Each line of the entries below that includes "gurpreetyarasingh" belongs in your answer.

Top of Records supplied

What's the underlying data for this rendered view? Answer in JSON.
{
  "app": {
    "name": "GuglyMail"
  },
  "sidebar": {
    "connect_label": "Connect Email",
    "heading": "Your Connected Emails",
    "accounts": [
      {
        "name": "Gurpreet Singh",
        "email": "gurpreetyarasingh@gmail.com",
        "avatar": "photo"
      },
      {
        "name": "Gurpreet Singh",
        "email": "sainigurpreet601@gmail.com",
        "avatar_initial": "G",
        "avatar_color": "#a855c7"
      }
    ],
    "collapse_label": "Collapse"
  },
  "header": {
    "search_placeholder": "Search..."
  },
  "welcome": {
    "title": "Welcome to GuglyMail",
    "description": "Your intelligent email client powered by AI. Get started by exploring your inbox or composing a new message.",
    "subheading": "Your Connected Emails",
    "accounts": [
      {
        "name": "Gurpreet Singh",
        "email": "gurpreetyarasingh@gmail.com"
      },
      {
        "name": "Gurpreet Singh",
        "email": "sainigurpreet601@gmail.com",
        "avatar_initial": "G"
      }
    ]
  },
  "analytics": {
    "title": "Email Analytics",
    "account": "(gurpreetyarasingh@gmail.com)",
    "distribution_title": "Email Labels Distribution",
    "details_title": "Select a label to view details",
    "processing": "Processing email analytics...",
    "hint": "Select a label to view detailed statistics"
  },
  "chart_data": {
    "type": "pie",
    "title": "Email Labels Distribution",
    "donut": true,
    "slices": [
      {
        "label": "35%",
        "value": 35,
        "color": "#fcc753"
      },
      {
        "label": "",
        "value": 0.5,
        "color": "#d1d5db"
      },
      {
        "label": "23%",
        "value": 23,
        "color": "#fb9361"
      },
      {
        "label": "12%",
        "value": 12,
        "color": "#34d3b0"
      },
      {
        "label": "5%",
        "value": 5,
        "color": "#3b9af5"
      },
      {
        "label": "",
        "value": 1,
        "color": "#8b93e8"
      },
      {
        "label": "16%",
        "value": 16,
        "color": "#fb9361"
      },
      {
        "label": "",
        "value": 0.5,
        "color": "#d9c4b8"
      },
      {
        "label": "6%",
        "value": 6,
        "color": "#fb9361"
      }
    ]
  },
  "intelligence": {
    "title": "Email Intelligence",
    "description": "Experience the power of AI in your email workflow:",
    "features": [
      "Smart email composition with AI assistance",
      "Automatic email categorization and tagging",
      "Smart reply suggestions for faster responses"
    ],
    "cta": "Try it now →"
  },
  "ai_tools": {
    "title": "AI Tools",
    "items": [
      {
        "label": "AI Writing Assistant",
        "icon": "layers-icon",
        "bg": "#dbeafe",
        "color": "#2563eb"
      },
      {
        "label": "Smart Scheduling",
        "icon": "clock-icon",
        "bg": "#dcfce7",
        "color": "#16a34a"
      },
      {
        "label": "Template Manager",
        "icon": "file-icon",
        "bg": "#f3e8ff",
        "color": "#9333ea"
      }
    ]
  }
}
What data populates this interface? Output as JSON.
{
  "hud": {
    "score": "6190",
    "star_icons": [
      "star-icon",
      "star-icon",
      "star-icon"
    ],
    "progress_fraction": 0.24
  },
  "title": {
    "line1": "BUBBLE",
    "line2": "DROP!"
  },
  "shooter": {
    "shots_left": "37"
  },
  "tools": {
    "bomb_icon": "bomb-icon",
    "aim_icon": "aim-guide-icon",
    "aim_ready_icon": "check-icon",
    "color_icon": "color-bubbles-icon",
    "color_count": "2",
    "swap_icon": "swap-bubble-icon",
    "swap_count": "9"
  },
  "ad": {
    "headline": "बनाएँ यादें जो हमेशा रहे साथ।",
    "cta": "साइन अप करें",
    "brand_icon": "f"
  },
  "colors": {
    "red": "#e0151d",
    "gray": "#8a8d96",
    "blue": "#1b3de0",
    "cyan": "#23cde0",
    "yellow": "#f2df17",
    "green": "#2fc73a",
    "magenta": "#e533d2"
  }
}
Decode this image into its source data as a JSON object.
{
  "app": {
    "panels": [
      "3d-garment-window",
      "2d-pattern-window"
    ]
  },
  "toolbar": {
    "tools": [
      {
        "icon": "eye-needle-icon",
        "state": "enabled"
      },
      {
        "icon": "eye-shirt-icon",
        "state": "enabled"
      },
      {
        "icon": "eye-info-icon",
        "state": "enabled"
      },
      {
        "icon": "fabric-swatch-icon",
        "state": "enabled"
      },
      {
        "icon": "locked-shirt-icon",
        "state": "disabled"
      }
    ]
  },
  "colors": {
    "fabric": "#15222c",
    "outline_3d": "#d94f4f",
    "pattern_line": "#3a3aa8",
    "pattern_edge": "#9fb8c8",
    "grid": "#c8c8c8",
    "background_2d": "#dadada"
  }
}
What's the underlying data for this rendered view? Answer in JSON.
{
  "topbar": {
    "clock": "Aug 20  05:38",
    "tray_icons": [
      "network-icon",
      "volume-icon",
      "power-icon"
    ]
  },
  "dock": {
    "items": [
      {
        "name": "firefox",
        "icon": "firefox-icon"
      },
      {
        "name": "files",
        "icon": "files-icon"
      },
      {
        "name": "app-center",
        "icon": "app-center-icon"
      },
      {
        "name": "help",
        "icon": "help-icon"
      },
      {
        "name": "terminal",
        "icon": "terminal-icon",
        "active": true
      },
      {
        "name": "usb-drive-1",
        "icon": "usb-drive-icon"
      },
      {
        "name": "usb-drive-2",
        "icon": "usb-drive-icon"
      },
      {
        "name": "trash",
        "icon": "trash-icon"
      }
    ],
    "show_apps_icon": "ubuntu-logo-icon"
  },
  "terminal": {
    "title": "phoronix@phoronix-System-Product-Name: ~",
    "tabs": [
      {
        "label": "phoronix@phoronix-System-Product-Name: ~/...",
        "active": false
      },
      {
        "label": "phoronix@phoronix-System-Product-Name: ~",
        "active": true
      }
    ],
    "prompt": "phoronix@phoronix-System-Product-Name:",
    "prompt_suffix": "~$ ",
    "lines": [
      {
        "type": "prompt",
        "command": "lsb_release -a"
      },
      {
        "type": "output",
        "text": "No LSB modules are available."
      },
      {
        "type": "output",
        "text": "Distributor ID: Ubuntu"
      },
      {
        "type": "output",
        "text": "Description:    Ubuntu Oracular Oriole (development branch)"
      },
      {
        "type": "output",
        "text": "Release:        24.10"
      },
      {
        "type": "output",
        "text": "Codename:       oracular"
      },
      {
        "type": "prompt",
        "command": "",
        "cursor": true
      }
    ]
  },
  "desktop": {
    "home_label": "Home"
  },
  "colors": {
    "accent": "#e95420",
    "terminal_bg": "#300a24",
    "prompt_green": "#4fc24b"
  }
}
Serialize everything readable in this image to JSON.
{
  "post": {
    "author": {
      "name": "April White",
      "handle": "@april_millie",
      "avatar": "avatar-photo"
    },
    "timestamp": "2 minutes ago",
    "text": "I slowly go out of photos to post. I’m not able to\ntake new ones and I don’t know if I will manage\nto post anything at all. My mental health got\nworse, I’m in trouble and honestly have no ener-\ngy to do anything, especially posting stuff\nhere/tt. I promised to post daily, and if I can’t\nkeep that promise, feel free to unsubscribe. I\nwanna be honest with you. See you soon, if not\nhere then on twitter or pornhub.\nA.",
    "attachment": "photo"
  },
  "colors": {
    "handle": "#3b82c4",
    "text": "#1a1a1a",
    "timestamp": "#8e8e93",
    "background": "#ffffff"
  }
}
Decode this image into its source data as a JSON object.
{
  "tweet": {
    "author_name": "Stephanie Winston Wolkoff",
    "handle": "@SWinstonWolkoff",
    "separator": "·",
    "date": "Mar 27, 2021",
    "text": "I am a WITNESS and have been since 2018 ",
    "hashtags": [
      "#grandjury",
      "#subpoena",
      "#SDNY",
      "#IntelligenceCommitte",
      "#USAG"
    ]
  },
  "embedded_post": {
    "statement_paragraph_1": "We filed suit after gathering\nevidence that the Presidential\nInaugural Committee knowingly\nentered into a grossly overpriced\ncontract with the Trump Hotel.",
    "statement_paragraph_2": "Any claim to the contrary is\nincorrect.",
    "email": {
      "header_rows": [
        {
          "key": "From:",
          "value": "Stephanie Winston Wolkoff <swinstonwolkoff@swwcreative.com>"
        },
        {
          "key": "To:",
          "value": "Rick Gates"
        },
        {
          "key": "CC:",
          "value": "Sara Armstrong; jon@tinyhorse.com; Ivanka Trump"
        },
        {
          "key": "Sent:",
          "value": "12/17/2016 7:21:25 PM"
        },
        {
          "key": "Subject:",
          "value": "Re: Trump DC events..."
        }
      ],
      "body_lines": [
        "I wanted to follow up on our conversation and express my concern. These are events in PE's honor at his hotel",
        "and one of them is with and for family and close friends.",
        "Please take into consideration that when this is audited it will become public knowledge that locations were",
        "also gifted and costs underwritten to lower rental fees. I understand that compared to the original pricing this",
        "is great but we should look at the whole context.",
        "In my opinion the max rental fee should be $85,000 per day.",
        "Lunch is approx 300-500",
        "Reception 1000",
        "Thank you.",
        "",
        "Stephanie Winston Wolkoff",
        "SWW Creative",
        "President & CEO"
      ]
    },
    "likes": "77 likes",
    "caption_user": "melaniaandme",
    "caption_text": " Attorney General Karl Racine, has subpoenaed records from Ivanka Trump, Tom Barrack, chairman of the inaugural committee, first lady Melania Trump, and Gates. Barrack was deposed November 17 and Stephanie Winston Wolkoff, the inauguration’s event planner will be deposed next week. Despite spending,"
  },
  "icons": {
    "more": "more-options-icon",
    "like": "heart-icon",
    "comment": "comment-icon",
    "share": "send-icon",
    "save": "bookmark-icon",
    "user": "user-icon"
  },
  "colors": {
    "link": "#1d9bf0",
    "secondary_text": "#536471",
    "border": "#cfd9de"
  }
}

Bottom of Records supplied

Output for this task
        "email": "gurpreetyarasingh@gmail.com",
        "email": "gurpreetyarasingh@gmail.com"
    "account": "(gurpreetyarasingh@gmail.com)",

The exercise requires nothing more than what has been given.